      Rajpoot is a great venue as it’s in a cellar, so very atmospheric. The food’s lovely but I’m not sure if they use vegan-friendly ghee in their cooking as I’ve never asked (not sure how strict you are on this).
      We’ll definitely have to visit Wagamamas. I can’t believe we haven’t made it there yet!

    1. Thank you Nikki! I loved the wolves too! I was really surprised to see white wolves as I always thought they were dark brown. They didn’t look scary at all (my impression of wolves has clearly been warped by horror movies 😉 )
      I hope all is going well with your new job. Fantastic to see that you’re managing to fit in blogging too. I love the look of your pumpkin brownie. I wonder if it would work without the egg? I must give it a try and see. If it fails, I’ll just turn it into a pumpkin brownie pudding 😉

  2. Happy birthday to your little man! Time sure flys with kiddies growing up!
    Glad to hear they all enjoyed the cake so much – it looks so super yummy 🙂

    1. Thank you so much Rekha! I passed your birthday wishes onto Lil’ L and it made him smile 😉
      I’m so happy to hear you’re enjoying the blog ♥ That’s made my day! xx

  3. Hi Sharon,
    I have just found your site and what a mine of information it is. Love the recipes.

    I’m planning to make the Chocolate Celebration cake for a friend and his grandson’s pressure for it to turn out well!
    I’m a fairly competent cake baker but have not used chapati flour in a cake. Can you tell me what difference it makes to the cake please?
    I was thinking of using SR wholemeal instead or just SR. Hoping for a light and moist bake.
    Would appreciate any advice you can give
    Many thanks in advance

    1. Hi Elaine.

      Thanks for getting in touch. How lovely that you are planning to bake this cake for a friend and his grandson!

      The chapatti flour isn’t essential. I prefer to use it in my baking as the wheatgerm is milled finer than in regular wholemeal flour but for this chocolate cake, the difference won’t be noticeable. I’ve used both flours in the past, and the cake always comes out fluffy and moist.

      I like to use half wholemeal flour/half plain flour in my cakes because I personally prefer the flavour, but you could easily use all plain flour (and omit the wholemeal). I’ve done this on a couple of occasions and the cakes turned out absolutely fine.

      I haven’t tried SR flour though.
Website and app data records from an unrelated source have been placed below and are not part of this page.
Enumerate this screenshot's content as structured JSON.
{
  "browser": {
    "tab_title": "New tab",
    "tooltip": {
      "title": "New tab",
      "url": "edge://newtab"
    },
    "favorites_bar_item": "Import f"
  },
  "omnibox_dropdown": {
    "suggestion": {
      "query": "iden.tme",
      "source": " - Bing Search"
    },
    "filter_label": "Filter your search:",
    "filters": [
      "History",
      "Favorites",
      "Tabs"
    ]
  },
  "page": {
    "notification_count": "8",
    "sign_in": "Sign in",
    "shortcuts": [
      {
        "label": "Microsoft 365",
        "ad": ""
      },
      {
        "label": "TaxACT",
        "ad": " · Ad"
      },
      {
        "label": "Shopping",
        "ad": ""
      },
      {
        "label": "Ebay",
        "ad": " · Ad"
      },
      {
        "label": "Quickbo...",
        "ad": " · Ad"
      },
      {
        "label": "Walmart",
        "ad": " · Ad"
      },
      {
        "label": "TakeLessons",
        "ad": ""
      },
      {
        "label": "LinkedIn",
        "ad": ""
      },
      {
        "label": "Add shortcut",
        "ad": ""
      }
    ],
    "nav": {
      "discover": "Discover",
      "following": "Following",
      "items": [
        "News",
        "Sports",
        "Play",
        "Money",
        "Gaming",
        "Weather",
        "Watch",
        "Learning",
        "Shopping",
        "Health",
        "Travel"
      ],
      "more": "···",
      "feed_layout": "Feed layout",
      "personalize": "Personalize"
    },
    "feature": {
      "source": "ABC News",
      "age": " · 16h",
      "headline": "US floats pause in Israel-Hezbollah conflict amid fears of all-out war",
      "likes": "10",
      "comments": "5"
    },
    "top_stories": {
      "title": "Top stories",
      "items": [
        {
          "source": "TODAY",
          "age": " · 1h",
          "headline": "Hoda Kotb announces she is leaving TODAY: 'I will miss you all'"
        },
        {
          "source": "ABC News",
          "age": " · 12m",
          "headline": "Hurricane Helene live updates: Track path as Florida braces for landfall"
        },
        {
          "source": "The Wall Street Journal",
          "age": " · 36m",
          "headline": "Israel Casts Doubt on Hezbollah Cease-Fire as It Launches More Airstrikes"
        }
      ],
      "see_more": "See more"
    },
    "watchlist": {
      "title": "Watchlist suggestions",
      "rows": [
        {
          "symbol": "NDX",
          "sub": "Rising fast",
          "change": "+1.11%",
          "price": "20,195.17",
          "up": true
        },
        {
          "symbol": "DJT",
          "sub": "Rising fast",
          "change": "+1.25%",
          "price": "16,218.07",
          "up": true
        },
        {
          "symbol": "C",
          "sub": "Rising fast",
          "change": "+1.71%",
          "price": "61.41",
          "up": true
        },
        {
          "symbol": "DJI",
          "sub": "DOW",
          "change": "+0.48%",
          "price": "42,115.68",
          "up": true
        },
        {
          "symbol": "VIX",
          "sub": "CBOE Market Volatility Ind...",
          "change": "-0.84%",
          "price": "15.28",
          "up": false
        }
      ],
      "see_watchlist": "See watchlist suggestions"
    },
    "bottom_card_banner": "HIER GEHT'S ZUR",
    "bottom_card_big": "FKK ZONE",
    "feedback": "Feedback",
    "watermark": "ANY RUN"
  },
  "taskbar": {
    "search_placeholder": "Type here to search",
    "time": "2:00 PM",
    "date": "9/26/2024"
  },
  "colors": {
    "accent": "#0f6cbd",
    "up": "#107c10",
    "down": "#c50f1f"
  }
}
If you use this, I guess you would have to adjust the quantities of baking powder/bicarb of soda in the recipe.

      I hope this helps!
      Kind regards,
      Sharon x

      1. Hi Sharon,
        Thanks so much for your advice Sharon.
        I made the cake and was really very pleased with the result. I used the plain flour and wholemeal plain flour mix after all. The cakes rose and were delicious, light and had a great flavour. It makes a large cake so looked very impressive! I included black cherry jam for the filling too and it complemented the chocolate icing. Perfect recipe and will make again and again
        Thank you again x

        1. Hi Elaine.
          I’m thrilled to hear that the cake turned out so well for you! I love the idea of using black cherry jam for the filling. I’m definitely going to give this a try next time I make it 😀

          Thank you for coming back to give your feedback. Means a lot to me xx

Leave a Reply

Your email address will not be published. Required fields are marked *

This site uses Akismet to reduce spam. Learn how your comment data is processed.